> **YOUR TASK**
Which lines of the material contain the word "Reverse"? Show each one.

- Opening Delimiter -

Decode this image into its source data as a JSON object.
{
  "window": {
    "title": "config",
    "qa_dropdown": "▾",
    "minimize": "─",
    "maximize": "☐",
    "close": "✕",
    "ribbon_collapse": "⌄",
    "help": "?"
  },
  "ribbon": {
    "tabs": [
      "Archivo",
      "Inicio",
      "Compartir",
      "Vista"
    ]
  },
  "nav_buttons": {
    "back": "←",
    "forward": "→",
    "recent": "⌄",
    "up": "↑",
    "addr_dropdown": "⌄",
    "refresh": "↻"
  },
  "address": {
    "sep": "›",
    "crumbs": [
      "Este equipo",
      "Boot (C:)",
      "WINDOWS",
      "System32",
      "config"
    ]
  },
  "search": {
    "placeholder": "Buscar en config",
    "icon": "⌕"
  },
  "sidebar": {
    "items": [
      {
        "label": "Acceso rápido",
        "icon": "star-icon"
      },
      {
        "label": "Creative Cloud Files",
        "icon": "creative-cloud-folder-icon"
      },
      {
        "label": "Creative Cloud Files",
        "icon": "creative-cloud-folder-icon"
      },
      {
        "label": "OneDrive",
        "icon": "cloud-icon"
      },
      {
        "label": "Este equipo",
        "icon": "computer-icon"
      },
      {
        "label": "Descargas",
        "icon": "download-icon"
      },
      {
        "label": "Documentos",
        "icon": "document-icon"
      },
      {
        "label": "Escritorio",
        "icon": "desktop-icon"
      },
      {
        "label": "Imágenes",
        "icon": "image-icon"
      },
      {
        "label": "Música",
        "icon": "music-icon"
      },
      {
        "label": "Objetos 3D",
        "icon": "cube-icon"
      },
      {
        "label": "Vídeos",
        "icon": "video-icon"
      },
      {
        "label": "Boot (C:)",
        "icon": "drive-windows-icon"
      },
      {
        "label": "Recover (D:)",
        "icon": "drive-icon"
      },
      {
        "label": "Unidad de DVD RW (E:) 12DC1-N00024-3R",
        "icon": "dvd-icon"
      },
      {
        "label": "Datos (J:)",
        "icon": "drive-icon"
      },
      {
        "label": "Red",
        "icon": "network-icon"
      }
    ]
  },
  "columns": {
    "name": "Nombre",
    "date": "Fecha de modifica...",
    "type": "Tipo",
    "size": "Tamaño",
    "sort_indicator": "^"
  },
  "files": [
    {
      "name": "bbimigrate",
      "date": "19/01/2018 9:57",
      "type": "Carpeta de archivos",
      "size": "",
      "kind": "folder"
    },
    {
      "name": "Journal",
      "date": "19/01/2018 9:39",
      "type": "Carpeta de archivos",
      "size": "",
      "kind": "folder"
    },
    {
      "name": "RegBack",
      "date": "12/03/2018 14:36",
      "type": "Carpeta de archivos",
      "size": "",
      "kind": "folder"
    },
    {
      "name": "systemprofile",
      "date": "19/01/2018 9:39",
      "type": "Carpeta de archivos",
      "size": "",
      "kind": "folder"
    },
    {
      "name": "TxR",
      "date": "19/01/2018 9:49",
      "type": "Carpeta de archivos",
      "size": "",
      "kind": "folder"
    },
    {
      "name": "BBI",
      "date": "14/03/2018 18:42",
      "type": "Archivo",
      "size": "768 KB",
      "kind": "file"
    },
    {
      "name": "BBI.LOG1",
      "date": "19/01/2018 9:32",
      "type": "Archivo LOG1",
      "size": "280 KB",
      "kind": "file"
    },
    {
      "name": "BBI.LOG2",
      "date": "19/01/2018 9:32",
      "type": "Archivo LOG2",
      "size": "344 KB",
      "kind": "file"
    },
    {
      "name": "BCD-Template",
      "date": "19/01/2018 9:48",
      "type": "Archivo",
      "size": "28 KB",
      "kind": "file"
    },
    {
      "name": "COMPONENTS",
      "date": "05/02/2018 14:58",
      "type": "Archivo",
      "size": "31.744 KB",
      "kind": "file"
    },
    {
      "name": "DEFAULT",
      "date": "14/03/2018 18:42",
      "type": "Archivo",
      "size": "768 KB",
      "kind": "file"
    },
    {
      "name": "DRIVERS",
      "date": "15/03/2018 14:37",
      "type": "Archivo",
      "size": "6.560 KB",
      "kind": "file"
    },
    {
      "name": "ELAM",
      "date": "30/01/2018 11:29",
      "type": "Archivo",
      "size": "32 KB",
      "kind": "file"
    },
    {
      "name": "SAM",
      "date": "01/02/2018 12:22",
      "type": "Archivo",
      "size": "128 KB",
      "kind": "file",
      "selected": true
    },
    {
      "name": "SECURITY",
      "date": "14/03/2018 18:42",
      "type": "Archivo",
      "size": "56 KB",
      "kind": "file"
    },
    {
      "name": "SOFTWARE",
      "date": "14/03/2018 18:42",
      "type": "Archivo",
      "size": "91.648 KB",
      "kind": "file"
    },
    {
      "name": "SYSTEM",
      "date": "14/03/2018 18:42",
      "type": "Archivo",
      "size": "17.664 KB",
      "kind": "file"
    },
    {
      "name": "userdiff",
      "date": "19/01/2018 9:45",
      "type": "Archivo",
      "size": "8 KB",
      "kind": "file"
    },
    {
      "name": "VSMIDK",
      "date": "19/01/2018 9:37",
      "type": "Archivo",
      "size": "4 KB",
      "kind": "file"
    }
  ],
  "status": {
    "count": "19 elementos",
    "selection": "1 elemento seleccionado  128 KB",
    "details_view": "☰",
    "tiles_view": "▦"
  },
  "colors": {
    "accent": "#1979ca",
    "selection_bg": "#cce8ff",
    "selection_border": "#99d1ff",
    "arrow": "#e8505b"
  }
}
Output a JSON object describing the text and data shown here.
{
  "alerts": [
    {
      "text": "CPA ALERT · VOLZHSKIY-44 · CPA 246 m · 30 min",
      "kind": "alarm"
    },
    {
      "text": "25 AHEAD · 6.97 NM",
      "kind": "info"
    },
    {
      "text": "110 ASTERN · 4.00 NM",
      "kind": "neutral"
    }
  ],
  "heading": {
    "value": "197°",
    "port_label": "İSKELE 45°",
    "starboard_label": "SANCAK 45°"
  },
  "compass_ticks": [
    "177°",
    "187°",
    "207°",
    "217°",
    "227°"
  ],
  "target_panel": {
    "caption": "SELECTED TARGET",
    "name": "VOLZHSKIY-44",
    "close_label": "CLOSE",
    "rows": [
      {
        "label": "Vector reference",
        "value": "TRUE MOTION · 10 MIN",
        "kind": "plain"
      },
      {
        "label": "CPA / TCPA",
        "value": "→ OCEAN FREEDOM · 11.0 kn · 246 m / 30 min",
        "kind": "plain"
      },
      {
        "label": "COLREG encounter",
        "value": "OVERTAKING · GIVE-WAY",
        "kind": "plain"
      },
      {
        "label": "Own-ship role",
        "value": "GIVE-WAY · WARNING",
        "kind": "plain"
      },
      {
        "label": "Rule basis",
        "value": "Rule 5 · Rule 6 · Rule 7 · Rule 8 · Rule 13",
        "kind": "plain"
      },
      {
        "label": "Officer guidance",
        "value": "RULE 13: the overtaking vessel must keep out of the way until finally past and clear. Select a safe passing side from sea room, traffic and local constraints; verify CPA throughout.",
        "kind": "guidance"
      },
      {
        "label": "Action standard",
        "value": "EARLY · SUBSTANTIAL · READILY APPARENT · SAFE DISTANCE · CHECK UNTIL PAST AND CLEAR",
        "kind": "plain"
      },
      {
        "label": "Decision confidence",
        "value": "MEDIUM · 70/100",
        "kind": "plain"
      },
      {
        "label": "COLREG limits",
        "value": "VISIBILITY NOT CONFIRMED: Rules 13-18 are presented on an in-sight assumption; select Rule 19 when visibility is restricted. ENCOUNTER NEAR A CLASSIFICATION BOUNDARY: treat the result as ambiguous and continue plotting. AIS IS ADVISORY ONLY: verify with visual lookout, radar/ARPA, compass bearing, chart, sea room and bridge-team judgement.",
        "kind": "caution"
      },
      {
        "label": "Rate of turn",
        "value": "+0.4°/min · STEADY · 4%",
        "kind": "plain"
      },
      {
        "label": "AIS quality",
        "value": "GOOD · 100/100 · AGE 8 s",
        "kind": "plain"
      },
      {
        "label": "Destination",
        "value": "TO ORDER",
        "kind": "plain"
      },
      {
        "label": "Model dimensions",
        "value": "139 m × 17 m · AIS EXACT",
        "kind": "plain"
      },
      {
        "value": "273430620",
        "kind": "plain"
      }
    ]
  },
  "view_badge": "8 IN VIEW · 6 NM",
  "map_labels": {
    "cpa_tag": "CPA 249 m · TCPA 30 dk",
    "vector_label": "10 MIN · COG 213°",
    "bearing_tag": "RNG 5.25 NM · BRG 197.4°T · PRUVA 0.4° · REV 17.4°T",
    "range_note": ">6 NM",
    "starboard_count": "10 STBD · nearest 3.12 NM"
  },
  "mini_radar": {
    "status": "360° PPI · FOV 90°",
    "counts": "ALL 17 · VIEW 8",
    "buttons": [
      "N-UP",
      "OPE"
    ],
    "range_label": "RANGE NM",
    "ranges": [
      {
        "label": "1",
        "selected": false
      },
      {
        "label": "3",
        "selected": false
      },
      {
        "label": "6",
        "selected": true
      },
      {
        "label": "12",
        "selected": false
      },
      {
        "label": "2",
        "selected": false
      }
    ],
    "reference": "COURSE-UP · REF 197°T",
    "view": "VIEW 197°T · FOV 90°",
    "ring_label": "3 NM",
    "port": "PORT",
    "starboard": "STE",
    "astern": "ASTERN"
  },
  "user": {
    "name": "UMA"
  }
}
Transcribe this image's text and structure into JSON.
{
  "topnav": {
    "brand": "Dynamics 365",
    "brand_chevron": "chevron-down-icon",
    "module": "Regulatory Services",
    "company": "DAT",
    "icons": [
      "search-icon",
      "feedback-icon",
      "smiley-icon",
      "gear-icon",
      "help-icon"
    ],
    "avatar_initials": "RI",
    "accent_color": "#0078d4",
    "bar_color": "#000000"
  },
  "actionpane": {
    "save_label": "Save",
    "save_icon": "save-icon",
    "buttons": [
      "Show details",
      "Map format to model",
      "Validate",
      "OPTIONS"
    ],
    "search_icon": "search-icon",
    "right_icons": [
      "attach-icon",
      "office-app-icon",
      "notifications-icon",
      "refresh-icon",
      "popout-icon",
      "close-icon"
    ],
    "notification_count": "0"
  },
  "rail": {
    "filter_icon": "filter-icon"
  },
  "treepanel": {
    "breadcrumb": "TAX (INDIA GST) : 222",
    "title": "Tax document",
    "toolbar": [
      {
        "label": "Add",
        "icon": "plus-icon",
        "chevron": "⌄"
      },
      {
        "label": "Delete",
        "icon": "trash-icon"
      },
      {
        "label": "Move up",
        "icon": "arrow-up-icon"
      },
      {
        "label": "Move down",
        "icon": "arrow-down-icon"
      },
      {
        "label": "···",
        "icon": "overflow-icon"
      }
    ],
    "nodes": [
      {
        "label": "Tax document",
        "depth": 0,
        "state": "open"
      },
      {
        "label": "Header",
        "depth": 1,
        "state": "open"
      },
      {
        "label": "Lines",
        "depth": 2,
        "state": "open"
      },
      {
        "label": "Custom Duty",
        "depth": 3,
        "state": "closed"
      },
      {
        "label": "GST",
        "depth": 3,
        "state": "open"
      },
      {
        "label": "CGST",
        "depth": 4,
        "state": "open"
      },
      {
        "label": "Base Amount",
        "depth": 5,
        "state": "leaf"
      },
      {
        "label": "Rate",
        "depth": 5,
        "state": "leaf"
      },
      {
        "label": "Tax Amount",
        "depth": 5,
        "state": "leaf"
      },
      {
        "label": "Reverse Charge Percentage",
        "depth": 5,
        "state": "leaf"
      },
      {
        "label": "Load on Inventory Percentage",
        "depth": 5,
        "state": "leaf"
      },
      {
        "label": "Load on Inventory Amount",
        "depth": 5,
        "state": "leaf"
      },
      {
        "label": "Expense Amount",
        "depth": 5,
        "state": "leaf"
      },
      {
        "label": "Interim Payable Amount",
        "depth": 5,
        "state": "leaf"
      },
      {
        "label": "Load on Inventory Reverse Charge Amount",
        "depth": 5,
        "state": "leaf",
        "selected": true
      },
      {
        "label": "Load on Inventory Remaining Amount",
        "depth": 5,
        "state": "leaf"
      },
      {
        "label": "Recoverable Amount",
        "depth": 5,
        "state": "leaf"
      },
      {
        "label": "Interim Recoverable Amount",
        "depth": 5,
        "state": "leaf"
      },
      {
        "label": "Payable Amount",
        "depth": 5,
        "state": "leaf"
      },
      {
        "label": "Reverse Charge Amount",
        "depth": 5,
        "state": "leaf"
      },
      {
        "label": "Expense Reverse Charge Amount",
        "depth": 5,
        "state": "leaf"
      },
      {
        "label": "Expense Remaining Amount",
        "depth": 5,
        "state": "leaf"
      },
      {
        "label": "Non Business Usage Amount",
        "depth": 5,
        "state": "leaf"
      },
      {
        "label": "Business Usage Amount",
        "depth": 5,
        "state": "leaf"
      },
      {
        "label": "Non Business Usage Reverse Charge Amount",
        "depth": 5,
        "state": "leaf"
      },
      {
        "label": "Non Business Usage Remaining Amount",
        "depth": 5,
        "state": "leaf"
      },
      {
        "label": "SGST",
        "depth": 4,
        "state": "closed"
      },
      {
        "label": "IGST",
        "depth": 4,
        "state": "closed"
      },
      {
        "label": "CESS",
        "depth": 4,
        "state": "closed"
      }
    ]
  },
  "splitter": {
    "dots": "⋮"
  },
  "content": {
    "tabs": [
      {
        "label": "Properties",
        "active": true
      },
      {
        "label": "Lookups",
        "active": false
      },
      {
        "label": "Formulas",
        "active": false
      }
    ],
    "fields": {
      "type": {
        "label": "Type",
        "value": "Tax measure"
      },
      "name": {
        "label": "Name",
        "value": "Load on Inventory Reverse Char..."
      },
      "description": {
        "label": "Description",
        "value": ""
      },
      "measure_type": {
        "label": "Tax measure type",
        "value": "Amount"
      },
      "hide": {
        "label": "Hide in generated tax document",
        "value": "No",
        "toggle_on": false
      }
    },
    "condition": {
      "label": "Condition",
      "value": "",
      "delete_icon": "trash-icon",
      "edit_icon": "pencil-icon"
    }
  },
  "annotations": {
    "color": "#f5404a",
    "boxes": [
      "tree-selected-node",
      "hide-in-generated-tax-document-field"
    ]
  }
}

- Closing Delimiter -

> **ANSWER BOX**
        "label": "Reverse Charge Percentage",
        "label": "Load on Inventory Reverse Charge Amount",
        "label": "Reverse Charge Amount",
        "label": "Expense Reverse Charge Amount",
        "label": "Non Business Usage Reverse Charge Amount",
        "value": "Load on Inventory Reverse Char..."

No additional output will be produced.